ABOUT THIS TASK: Down to the final line, return the records unchanged.

Records from a dataset
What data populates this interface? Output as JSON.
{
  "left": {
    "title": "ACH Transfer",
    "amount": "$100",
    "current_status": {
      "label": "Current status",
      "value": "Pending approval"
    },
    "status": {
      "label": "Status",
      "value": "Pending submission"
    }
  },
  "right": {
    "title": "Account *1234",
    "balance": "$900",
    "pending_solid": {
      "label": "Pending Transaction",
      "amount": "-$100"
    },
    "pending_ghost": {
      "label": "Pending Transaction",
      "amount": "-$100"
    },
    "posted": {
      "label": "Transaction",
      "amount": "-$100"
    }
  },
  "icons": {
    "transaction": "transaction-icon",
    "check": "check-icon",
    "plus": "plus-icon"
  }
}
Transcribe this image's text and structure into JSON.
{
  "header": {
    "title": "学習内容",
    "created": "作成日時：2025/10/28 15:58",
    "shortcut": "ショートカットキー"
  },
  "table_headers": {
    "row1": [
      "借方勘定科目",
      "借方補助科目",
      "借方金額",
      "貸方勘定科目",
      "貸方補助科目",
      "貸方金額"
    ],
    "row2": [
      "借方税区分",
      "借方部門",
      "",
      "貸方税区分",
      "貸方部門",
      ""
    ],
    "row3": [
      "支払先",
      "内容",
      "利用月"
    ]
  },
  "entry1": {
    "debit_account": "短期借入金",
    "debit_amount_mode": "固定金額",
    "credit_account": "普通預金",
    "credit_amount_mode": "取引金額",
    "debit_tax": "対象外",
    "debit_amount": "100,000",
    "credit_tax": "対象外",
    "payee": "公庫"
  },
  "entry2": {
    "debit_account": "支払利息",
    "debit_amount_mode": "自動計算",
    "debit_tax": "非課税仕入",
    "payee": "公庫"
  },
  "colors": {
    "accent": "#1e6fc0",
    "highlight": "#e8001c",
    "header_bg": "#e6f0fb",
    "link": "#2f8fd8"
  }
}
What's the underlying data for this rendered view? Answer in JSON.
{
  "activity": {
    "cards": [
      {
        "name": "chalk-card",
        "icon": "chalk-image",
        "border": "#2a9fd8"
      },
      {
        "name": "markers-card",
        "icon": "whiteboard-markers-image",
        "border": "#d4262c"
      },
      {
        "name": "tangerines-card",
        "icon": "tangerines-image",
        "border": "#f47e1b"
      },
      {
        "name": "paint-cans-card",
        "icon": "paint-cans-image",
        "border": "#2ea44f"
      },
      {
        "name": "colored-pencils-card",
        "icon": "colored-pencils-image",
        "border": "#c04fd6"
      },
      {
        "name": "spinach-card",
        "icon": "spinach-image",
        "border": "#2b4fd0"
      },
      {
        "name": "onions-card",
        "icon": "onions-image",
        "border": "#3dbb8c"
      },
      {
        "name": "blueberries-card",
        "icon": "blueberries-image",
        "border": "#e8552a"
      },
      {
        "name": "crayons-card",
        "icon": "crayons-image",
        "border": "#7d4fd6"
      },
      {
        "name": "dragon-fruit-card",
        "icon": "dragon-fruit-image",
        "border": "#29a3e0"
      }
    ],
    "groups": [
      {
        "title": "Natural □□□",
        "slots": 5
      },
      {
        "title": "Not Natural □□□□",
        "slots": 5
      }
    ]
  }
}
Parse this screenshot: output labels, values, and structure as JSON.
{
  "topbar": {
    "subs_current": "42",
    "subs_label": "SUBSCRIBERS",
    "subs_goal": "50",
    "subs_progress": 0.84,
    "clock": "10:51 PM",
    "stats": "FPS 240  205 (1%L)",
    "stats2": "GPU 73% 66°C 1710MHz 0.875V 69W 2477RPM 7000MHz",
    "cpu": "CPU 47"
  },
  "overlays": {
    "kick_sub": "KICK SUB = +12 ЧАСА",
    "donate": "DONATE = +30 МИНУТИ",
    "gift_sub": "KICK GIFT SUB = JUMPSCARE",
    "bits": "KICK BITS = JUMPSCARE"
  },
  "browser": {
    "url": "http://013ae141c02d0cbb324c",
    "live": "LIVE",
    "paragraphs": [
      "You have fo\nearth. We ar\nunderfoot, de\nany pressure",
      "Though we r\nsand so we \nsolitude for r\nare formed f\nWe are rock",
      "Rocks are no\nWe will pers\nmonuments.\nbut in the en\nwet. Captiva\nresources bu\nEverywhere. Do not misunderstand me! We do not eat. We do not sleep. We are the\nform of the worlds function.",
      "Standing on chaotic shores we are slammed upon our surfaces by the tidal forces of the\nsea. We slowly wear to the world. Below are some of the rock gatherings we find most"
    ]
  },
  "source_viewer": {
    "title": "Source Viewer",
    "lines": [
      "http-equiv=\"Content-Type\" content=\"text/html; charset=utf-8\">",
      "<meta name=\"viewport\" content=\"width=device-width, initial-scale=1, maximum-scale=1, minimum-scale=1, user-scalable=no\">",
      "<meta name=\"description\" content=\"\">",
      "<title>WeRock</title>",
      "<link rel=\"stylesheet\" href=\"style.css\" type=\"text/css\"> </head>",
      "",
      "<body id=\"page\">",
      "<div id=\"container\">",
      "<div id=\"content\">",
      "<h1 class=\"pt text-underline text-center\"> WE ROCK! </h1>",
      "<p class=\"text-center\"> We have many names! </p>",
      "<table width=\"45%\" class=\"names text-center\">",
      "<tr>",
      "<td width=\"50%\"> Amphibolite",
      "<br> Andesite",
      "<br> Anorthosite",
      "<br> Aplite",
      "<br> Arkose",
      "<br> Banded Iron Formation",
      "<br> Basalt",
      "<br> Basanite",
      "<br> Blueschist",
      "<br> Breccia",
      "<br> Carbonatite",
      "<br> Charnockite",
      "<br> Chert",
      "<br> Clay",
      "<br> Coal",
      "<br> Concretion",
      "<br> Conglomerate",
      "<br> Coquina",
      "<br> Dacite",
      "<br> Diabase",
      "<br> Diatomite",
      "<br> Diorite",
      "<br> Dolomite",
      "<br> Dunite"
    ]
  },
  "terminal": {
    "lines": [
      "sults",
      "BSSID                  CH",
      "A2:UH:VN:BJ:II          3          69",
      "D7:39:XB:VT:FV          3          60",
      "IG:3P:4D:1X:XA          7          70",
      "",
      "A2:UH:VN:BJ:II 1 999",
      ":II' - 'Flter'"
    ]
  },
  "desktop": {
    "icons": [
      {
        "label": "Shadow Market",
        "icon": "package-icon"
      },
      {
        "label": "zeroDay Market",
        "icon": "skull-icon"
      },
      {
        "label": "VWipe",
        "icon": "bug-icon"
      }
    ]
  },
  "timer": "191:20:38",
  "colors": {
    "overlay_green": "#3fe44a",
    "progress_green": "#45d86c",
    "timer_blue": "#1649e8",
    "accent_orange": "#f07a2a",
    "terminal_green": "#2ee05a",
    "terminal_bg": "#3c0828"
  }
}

RESULT FOR THIS TASK:
What data populates this interface? Output as JSON.
{
  "left": {
    "title": "ACH Transfer",
    "amount": "$100",
    "current_status": {
      "label": "Current status",
      "value": "Pending approval"
    },
    "status": {
      "label": "Status",
      "value": "Pending submission"
    }
  },
  "right": {
    "title": "Account *1234",
    "balance": "$900",
    "pending_solid": {
      "label": "Pending Transaction",
      "amount": "-$100"
    },
    "pending_ghost": {
      "label": "Pending Transaction",
      "amount": "-$100"
    },
    "posted": {
      "label": "Transaction",
      "amount": "-$100"
    }
  },
  "icons": {
    "transaction": "transaction-icon",
    "check": "check-icon",
    "plus": "plus-icon"
  }
}
Transcribe this image's text and structure into JSON.
{
  "header": {
    "title": "学習内容",
    "created": "作成日時：2025/10/28 15:58",
    "shortcut": "ショートカットキー"
  },
  "table_headers": {
    "row1": [
      "借方勘定科目",
      "借方補助科目",
      "借方金額",
      "貸方勘定科目",
      "貸方補助科目",
      "貸方金額"
    ],
    "row2": [
      "借方税区分",
      "借方部門",
      "",
      "貸方税区分",
      "貸方部門",
      ""
    ],
    "row3": [
      "支払先",
      "内容",
      "利用月"
    ]
  },
  "entry1": {
    "debit_account": "短期借入金",
    "debit_amount_mode": "固定金額",
    "credit_account": "普通預金",
    "credit_amount_mode": "取引金額",
    "debit_tax": "対象外",
    "debit_amount": "100,000",
    "credit_tax": "対象外",
    "payee": "公庫"
  },
  "entry2": {
    "debit_account": "支払利息",
    "debit_amount_mode": "自動計算",
    "debit_tax": "非課税仕入",
    "payee": "公庫"
  },
  "colors": {
    "accent": "#1e6fc0",
    "highlight": "#e8001c",
    "header_bg": "#e6f0fb",
    "link": "#2f8fd8"
  }
}
What's the underlying data for this rendered view? Answer in JSON.
{
  "activity": {
    "cards": [
      {
        "name": "chalk-card",
        "icon": "chalk-image",
        "border": "#2a9fd8"
      },
      {
        "name": "markers-card",
        "icon": "whiteboard-markers-image",
        "border": "#d4262c"
      },
      {
        "name": "tangerines-card",
        "icon": "tangerines-image",
        "border": "#f47e1b"
      },
      {
        "name": "paint-cans-card",
        "icon": "paint-cans-image",
        "border": "#2ea44f"
      },
      {
        "name": "colored-pencils-card",
        "icon": "colored-pencils-image",
        "border": "#c04fd6"
      },
      {
        "name": "spinach-card",
        "icon": "spinach-image",
        "border": "#2b4fd0"
      },
      {
        "name": "onions-card",
        "icon": "onions-image",
        "border": "#3dbb8c"
      },
      {
        "name": "blueberries-card",
        "icon": "blueberries-image",
        "border": "#e8552a"
      },
      {
        "name": "crayons-card",
        "icon": "crayons-image",
        "border": "#7d4fd6"
      },
      {
        "name": "dragon-fruit-card",
        "icon": "dragon-fruit-image",
        "border": "#29a3e0"
      }
    ],
    "groups": [
      {
        "title": "Natural □□□",
        "slots": 5
      },
      {
        "title": "Not Natural □□□□",
        "slots": 5
      }
    ]
  }
}
Parse this screenshot: output labels, values, and structure as JSON.
{
  "topbar": {
    "subs_current": "42",
    "subs_label": "SUBSCRIBERS",
    "subs_goal": "50",
    "subs_progress": 0.84,
    "clock": "10:51 PM",
    "stats": "FPS 240  205 (1%L)",
    "stats2": "GPU 73% 66°C 1710MHz 0.875V 69W 2477RPM 7000MHz",
    "cpu": "CPU 47"
  },
  "overlays": {
    "kick_sub": "KICK SUB = +12 ЧАСА",
    "donate": "DONATE = +30 МИНУТИ",
    "gift_sub": "KICK GIFT SUB = JUMPSCARE",
    "bits": "KICK BITS = JUMPSCARE"
  },
  "browser": {
    "url": "http://013ae141c02d0cbb324c",
    "live": "LIVE",
    "paragraphs": [
      "You have fo\nearth. We ar\nunderfoot, de\nany pressure",
      "Though we r\nsand so we \nsolitude for r\nare formed f\nWe are rock",
      "Rocks are no\nWe will pers\nmonuments.\nbut in the en\nwet. Captiva\nresources bu\nEverywhere. Do not misunderstand me! We do not eat. We do not sleep. We are the\nform of the worlds function.",
      "Standing on chaotic shores we are slammed upon our surfaces by the tidal forces of the\nsea. We slowly wear to the world. Below are some of the rock gatherings we find most"
    ]
  },
  "source_viewer": {
    "title": "Source Viewer",
    "lines": [
      "http-equiv=\"Content-Type\" content=\"text/html; charset=utf-8\">",
      "<meta name=\"viewport\" content=\"width=device-width, initial-scale=1, maximum-scale=1, minimum-scale=1, user-scalable=no\">",
      "<meta name=\"description\" content=\"\">",
      "<title>WeRock</title>",
      "<link rel=\"stylesheet\" href=\"style.css\" type=\"text/css\"> </head>",
      "",
      "<body id=\"page\">",
      "<div id=\"container\">",
      "<div id=\"content\">",
      "<h1 class=\"pt text-underline text-center\"> WE ROCK! </h1>",
      "<p class=\"text-center\"> We have many names! </p>",
      "<table width=\"45%\" class=\"names text-center\">",
      "<tr>",
      "<td width=\"50%\"> Amphibolite",
      "<br> Andesite",
      "<br> Anorthosite",
      "<br> Aplite",
      "<br> Arkose",
      "<br> Banded Iron Formation",
      "<br> Basalt",
      "<br> Basanite",
      "<br> Blueschist",
      "<br> Breccia",
      "<br> Carbonatite",
      "<br> Charnockite",
      "<br> Chert",
      "<br> Clay",
      "<br> Coal",
      "<br> Concretion",
      "<br> Conglomerate",
      "<br> Coquina",
      "<br> Dacite",
      "<br> Diabase",
      "<br> Diatomite",
      "<br> Diorite",
      "<br> Dolomite",
      "<br> Dunite"
    ]
  },
  "terminal": {
    "lines": [
      "sults",
      "BSSID                  CH",
      "A2:UH:VN:BJ:II          3          69",
      "D7:39:XB:VT:FV          3          60",
      "IG:3P:4D:1X:XA          7          70",
      "",
      "A2:UH:VN:BJ:II 1 999",
      ":II' - 'Flter'"
    ]
  },
  "desktop": {
    "icons": [
      {
        "label": "Shadow Market",
        "icon": "package-icon"
      },
      {
        "label": "zeroDay Market",
        "icon": "skull-icon"
      },
      {
        "label": "VWipe",
        "icon": "bug-icon"
      }
    ]
  },
  "timer": "191:20:38",
  "colors": {
    "overlay_green": "#3fe44a",
    "progress_green": "#45d86c",
    "timer_blue": "#1649e8",
    "accent_orange": "#f07a2a",
    "terminal_green": "#2ee05a",
    "terminal_bg": "#3c0828"
  }
}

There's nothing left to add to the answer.